David Chang was asleep in his aisle seat on a recent flight to Melbourne when searing pain jolted him awake: a flight attendant had accidentally spilled boiling water on his arm. That the worst scalding of the Manhattan megachef’s life occurred in business class rather than in a busy kitchen was perhaps surprising. But that was nothing compared with what awaited him on the ground. Soon after he landed, news of the accident made the Australian papers and then, thanks to the global hum of diligent foodies at their keyboards, quickly appeared on websites around the world. The shocking headline: “Chef Burned.”

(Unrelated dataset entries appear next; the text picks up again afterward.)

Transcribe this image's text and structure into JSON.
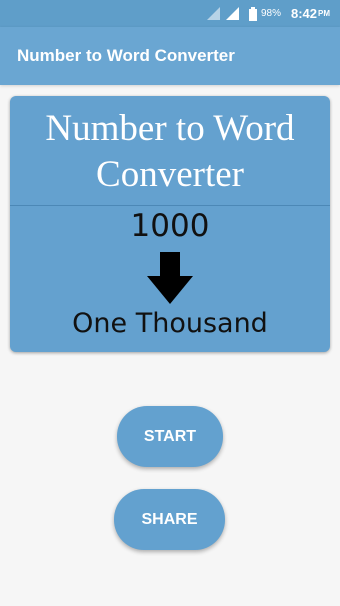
{
  "status_bar": {
    "battery_percent": "98%",
    "time": "8:42",
    "ampm": "PM",
    "icons": [
      "signal-icon",
      "signal-icon",
      "battery-icon"
    ]
  },
  "app_bar": {
    "title": "Number to Word Converter"
  },
  "banner": {
    "title_line1": "Number to Word",
    "title_line2": "Converter",
    "number": "1000",
    "words": "One Thousand",
    "arrow_icon": "arrow-down-icon"
  },
  "buttons": {
    "start_label": "START",
    "share_label": "SHARE"
  },
  "colors": {
    "status_bar": "#5f9ec9",
    "app_bar": "#6aa6d2",
    "accent": "#64a1cf",
    "background": "#f6f6f6"
  }
}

It’s been a few decades since we started turning cooks into stars, and still the phenomenon continues to grow. These days, the Emerils, Marios and Gordons of the world scarcely need the qualifier chef — they are celebrities, plain and simple. But between the television shows, the food festivals, the Vegas outposts, the spaghetti-sauce labels bearing their names and the fans rabidly tracking everything from new dishes to failed love affairs and, yes, accidental airline injuries, it’s easy to overlook the impact that fame has had on the once disparaged profession of cooking. In the Food Network era, the phenomenon of the celebrity chef has utterly transformed the restaurant industry and, in the process, changed the very nature of how we eat.